_DIRECTIONS_
Among the entries, find the lines with the string "util" and copy them.

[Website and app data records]

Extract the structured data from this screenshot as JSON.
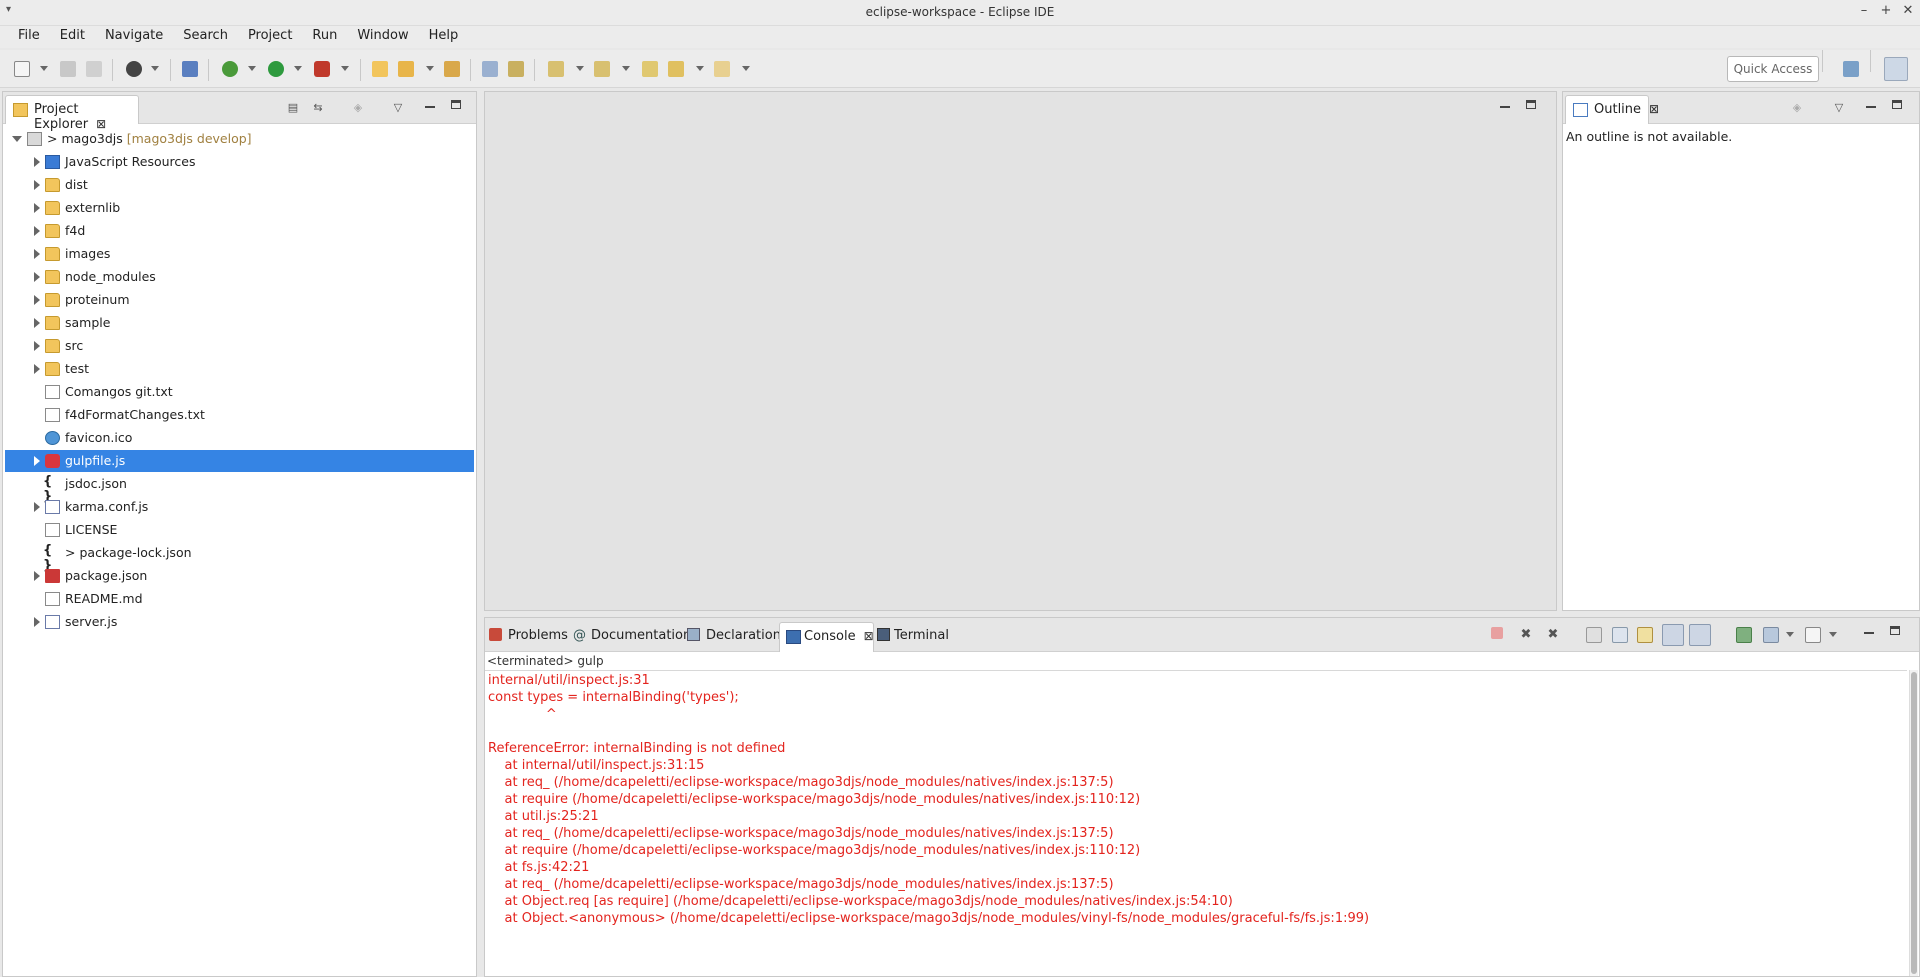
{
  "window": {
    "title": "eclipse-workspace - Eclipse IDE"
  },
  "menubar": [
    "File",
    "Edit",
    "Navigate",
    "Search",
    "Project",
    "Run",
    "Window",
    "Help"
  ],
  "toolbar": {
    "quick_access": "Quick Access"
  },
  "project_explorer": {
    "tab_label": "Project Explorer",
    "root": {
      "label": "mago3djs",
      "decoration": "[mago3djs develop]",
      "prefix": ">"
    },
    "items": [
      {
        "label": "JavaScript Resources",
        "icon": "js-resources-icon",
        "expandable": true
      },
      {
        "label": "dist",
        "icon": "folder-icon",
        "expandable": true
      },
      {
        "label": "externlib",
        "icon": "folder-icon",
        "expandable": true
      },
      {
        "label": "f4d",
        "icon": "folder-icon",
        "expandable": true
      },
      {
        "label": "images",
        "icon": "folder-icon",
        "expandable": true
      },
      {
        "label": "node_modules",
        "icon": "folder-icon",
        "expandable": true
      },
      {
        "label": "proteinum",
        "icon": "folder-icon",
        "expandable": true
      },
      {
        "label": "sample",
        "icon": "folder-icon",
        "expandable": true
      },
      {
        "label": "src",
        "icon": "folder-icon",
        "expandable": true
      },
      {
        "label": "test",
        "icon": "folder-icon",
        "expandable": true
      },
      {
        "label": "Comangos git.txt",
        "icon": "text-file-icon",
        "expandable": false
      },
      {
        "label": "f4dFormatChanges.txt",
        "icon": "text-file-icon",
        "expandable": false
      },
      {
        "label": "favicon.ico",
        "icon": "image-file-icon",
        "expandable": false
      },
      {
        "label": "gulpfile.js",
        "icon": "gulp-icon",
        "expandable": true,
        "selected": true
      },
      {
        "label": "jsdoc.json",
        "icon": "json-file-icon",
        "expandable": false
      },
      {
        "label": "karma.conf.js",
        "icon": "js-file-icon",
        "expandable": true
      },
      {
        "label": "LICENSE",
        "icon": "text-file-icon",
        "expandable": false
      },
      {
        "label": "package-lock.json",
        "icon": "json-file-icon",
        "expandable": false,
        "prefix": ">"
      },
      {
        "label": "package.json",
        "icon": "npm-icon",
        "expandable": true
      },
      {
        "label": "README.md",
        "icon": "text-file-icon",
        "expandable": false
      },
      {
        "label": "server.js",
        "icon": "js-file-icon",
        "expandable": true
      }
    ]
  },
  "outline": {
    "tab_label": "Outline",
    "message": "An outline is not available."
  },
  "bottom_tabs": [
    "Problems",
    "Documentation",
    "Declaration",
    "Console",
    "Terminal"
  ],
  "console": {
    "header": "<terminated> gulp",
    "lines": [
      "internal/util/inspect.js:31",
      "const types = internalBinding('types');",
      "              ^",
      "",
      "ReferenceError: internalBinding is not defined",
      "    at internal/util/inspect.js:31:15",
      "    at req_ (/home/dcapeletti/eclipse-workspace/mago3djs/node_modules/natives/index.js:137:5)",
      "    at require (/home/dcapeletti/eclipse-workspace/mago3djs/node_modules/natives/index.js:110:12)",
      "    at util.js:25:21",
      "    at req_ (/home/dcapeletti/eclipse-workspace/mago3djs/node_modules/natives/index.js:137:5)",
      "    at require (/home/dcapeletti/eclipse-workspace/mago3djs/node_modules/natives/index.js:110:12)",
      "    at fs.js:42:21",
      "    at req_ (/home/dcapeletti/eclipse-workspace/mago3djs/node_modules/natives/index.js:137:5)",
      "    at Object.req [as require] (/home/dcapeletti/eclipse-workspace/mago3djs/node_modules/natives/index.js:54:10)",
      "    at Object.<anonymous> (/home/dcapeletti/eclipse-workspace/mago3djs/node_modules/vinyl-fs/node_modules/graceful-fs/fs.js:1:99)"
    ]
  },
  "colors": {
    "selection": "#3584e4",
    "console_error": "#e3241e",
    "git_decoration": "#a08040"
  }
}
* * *
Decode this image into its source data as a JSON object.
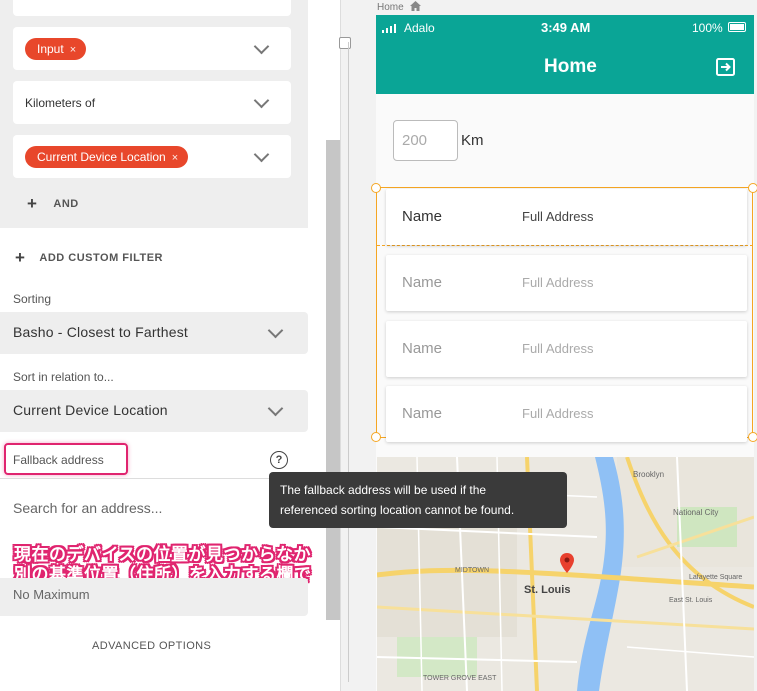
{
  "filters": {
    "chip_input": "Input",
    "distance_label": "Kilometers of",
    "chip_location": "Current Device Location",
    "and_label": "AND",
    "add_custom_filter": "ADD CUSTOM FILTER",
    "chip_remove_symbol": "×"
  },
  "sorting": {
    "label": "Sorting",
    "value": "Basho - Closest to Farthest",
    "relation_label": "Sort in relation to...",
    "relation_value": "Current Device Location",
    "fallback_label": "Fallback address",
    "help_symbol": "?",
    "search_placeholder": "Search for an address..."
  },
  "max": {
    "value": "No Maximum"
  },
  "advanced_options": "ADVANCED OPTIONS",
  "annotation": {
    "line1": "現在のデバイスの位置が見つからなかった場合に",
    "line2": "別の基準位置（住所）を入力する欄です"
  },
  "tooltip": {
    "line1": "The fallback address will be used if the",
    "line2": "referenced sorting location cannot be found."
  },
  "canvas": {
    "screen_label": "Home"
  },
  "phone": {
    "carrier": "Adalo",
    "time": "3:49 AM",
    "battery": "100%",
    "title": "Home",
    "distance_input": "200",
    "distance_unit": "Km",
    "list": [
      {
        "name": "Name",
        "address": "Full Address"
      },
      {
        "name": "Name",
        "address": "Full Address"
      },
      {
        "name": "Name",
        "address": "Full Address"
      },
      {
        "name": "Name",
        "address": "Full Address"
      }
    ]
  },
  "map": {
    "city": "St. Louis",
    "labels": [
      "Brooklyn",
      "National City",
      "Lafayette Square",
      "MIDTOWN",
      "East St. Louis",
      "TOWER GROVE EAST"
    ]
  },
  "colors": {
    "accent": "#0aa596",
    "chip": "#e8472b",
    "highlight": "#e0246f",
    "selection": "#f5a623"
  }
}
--
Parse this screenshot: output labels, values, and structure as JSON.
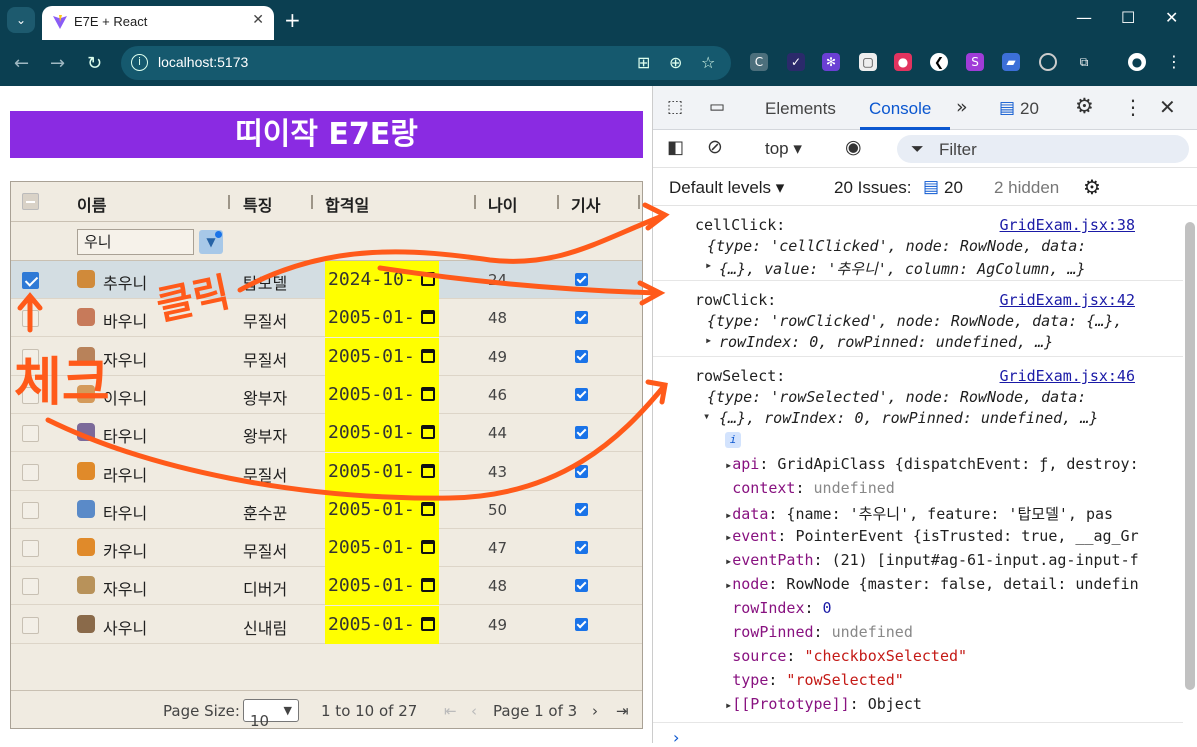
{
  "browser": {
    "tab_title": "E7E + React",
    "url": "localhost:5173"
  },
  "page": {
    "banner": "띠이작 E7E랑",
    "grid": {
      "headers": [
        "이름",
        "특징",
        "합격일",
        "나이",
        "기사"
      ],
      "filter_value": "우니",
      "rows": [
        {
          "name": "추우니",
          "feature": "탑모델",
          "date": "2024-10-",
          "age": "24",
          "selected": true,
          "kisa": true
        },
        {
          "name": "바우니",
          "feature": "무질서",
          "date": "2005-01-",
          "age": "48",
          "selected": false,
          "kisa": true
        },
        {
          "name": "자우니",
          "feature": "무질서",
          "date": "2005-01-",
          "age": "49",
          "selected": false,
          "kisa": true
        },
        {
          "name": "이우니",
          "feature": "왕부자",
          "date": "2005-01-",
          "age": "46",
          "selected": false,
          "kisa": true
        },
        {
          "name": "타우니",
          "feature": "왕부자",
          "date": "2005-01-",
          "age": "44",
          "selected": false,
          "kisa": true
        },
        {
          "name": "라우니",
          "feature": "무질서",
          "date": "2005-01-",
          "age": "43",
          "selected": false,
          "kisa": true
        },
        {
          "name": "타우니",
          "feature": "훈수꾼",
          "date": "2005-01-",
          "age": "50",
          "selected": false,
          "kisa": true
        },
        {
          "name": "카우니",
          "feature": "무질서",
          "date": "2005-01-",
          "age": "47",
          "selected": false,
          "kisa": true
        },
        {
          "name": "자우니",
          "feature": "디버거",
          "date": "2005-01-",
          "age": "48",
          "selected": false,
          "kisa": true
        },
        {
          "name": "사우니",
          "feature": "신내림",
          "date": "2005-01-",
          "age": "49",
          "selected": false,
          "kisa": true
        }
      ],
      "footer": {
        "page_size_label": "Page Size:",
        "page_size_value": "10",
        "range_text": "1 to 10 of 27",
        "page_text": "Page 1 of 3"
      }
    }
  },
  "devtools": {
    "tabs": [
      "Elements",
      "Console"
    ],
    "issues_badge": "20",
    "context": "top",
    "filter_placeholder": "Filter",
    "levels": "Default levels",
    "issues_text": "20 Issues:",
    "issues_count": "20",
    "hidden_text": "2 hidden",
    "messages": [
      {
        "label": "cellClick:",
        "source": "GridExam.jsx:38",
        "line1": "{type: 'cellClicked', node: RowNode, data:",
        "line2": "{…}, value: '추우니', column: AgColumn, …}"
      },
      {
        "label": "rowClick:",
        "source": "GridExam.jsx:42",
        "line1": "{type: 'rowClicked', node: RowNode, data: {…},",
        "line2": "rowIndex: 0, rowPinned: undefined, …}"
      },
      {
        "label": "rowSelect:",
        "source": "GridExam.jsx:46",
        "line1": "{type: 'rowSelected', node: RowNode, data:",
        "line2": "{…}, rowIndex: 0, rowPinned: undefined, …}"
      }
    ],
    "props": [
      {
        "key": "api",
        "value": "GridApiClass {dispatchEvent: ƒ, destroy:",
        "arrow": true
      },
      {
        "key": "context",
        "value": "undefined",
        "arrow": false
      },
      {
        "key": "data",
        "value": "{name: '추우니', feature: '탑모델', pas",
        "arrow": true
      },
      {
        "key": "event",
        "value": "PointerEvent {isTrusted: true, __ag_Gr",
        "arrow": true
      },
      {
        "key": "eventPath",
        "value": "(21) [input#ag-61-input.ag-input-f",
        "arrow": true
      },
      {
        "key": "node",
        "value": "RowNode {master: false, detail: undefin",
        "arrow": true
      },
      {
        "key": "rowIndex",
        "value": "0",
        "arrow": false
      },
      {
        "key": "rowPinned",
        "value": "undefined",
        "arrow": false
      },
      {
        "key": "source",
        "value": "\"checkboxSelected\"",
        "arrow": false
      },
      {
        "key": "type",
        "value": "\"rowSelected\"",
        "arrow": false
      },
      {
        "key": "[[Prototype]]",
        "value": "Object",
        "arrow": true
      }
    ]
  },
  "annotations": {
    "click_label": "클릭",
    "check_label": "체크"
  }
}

_EXPECTED ANSWER_
      "internal/util/inspect.js:31",
      "    at internal/util/inspect.js:31:15",
      "    at util.js:25:21",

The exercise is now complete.